Work required ->
Find the lines of the records in which the word "Intel" appears and report how many there are, as a number alone.

Information supplied ->
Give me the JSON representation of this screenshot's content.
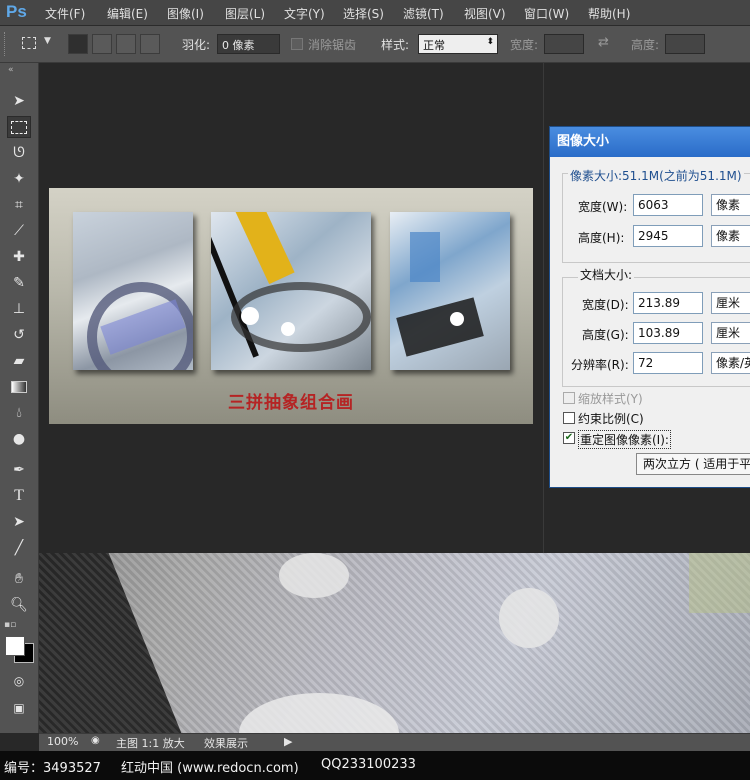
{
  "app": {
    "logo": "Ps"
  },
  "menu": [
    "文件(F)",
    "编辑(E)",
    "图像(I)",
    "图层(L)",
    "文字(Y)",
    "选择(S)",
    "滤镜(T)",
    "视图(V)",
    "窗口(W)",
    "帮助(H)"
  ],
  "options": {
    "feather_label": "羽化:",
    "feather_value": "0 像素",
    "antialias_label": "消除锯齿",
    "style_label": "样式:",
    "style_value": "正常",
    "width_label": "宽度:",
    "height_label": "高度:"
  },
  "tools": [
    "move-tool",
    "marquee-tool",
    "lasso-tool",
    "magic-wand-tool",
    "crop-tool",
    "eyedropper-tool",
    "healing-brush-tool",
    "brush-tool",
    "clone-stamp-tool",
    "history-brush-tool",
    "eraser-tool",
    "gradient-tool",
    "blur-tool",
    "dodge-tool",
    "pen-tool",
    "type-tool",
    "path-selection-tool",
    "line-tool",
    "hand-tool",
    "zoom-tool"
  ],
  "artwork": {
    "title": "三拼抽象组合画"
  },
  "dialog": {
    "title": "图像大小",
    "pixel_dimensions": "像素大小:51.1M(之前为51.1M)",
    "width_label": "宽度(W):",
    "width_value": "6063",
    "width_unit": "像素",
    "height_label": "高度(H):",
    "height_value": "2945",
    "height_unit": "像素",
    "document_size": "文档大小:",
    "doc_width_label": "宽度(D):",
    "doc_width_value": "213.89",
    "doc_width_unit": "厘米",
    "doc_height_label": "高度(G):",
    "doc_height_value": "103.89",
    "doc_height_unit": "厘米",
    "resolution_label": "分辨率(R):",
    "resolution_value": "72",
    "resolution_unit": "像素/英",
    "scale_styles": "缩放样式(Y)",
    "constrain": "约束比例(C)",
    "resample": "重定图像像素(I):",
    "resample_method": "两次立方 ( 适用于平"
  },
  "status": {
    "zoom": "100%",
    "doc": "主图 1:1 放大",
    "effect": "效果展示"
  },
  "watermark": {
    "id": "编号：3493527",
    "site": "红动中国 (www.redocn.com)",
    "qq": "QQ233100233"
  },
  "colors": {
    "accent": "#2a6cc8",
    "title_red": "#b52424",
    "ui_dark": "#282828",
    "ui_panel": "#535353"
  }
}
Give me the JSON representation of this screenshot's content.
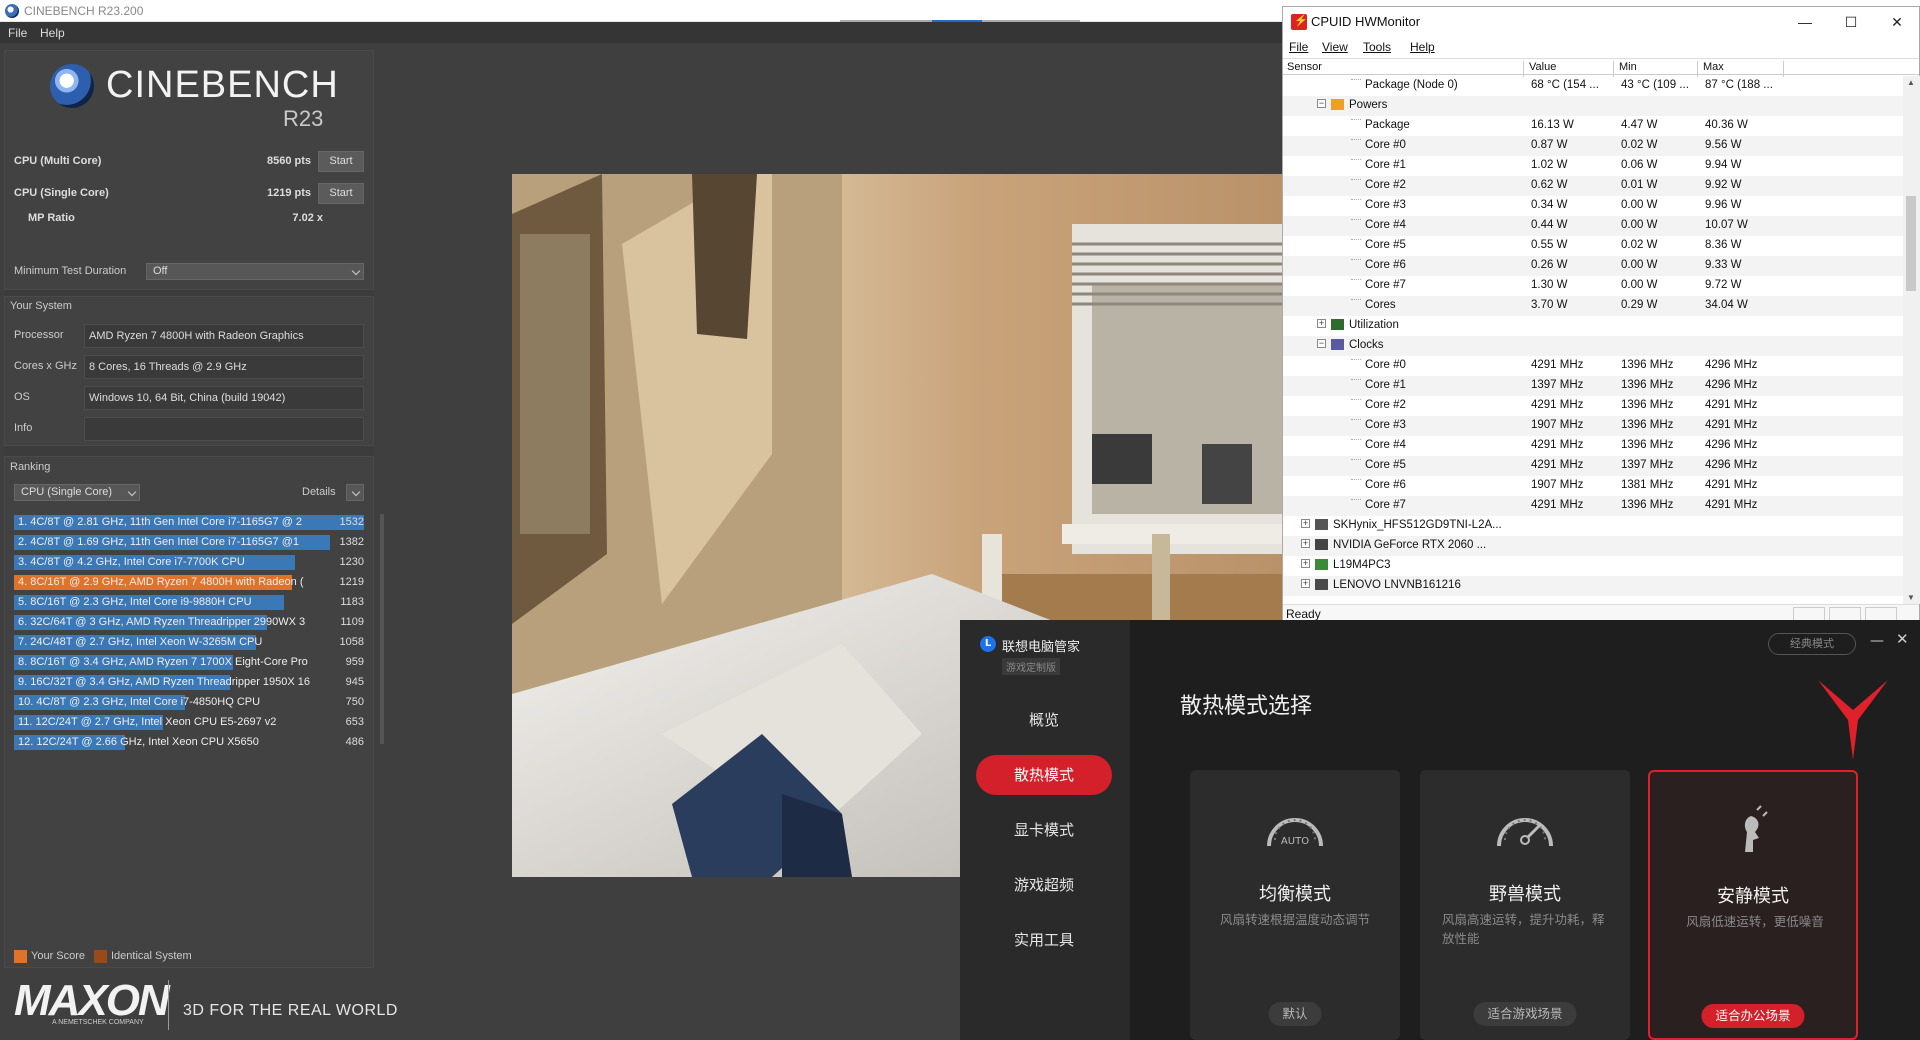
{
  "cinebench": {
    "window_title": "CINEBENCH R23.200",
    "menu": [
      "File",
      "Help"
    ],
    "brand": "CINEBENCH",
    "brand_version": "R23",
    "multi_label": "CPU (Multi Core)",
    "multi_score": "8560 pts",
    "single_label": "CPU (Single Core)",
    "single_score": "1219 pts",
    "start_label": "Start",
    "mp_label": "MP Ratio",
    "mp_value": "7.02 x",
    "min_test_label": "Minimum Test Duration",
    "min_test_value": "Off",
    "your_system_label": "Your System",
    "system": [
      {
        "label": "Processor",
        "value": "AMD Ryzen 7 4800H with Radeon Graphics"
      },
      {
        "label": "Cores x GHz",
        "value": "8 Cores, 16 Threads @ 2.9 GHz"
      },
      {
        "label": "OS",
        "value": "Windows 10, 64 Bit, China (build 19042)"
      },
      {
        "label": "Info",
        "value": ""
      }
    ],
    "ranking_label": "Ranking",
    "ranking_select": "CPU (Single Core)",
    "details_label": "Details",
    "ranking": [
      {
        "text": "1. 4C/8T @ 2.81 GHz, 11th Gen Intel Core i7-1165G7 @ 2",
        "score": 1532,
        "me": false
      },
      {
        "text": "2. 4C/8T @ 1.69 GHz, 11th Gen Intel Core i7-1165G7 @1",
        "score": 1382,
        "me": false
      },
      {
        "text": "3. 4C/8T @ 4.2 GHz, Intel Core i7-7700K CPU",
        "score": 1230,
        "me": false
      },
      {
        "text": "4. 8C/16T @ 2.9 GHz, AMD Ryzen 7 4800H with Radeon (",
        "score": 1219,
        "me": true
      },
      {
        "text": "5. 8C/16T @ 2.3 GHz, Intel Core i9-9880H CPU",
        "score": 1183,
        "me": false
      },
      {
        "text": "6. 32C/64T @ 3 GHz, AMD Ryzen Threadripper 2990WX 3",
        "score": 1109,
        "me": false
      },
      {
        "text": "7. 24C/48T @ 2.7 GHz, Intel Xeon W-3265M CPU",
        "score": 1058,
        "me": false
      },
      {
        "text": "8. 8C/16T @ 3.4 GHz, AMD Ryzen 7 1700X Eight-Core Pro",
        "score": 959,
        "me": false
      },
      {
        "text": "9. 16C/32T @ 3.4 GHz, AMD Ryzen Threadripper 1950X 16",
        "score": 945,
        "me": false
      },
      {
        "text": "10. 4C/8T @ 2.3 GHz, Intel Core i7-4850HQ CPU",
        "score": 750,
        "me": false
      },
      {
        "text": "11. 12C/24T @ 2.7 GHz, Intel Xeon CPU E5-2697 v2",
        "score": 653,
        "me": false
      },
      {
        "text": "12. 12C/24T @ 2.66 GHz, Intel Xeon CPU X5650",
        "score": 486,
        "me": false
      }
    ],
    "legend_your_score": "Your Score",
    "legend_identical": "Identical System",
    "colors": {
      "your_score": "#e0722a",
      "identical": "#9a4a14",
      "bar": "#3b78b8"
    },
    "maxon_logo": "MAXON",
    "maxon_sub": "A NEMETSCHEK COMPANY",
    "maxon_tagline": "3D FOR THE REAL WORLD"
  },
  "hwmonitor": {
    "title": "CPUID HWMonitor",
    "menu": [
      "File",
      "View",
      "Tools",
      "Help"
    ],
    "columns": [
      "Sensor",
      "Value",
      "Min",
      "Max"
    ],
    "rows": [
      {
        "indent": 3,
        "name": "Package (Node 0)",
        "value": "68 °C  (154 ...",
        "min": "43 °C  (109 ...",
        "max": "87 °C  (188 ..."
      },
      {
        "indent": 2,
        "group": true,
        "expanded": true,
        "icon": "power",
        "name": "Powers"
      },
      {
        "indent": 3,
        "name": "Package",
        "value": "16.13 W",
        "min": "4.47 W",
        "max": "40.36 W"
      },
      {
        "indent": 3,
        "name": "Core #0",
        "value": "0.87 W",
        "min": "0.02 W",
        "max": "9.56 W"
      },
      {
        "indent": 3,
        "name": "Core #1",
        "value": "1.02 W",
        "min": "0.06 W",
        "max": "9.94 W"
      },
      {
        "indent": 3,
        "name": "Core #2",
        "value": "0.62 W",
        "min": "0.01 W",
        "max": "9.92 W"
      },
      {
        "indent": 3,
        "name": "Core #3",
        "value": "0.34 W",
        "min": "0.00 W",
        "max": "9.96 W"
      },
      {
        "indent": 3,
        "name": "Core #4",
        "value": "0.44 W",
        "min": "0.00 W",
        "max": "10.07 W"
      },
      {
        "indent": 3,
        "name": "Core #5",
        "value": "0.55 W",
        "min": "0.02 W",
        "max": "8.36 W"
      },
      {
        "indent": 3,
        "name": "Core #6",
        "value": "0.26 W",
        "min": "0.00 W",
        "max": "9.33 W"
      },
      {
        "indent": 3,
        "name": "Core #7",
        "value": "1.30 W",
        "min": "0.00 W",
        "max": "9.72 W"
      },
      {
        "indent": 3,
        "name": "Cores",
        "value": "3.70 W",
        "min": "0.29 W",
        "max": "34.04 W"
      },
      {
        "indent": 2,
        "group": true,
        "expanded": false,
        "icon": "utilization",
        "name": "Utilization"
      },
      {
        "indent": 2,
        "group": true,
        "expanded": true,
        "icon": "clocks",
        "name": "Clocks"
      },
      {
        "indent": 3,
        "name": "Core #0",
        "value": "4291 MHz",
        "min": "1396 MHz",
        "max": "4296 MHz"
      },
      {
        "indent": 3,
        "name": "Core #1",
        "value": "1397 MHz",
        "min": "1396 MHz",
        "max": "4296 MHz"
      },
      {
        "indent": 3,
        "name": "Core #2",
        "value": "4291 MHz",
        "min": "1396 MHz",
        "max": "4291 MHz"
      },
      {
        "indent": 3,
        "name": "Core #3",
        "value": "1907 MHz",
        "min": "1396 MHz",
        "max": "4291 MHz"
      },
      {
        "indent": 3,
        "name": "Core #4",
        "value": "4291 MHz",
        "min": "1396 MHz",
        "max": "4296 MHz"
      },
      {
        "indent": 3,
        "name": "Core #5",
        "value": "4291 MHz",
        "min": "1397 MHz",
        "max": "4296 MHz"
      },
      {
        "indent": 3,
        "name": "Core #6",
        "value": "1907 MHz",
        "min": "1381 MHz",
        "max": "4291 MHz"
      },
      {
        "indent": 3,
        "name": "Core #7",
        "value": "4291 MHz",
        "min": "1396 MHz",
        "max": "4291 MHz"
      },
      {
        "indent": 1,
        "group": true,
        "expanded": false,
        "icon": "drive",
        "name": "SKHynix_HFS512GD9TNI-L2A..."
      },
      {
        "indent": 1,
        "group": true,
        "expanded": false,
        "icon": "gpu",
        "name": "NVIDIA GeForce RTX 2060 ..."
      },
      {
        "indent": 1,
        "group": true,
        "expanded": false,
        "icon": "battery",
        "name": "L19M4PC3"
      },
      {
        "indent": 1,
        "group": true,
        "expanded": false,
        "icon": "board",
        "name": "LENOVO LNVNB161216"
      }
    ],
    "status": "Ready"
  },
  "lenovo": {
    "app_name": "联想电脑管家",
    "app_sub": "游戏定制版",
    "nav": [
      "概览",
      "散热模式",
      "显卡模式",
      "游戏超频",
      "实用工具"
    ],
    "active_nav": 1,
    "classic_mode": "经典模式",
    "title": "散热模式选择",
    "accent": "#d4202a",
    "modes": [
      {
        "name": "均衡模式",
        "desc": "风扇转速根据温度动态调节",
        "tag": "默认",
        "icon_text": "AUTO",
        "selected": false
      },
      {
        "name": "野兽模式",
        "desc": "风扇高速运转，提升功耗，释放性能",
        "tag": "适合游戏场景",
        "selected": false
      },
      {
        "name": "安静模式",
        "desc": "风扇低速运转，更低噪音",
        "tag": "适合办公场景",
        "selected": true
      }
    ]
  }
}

Result of the exercise ->
8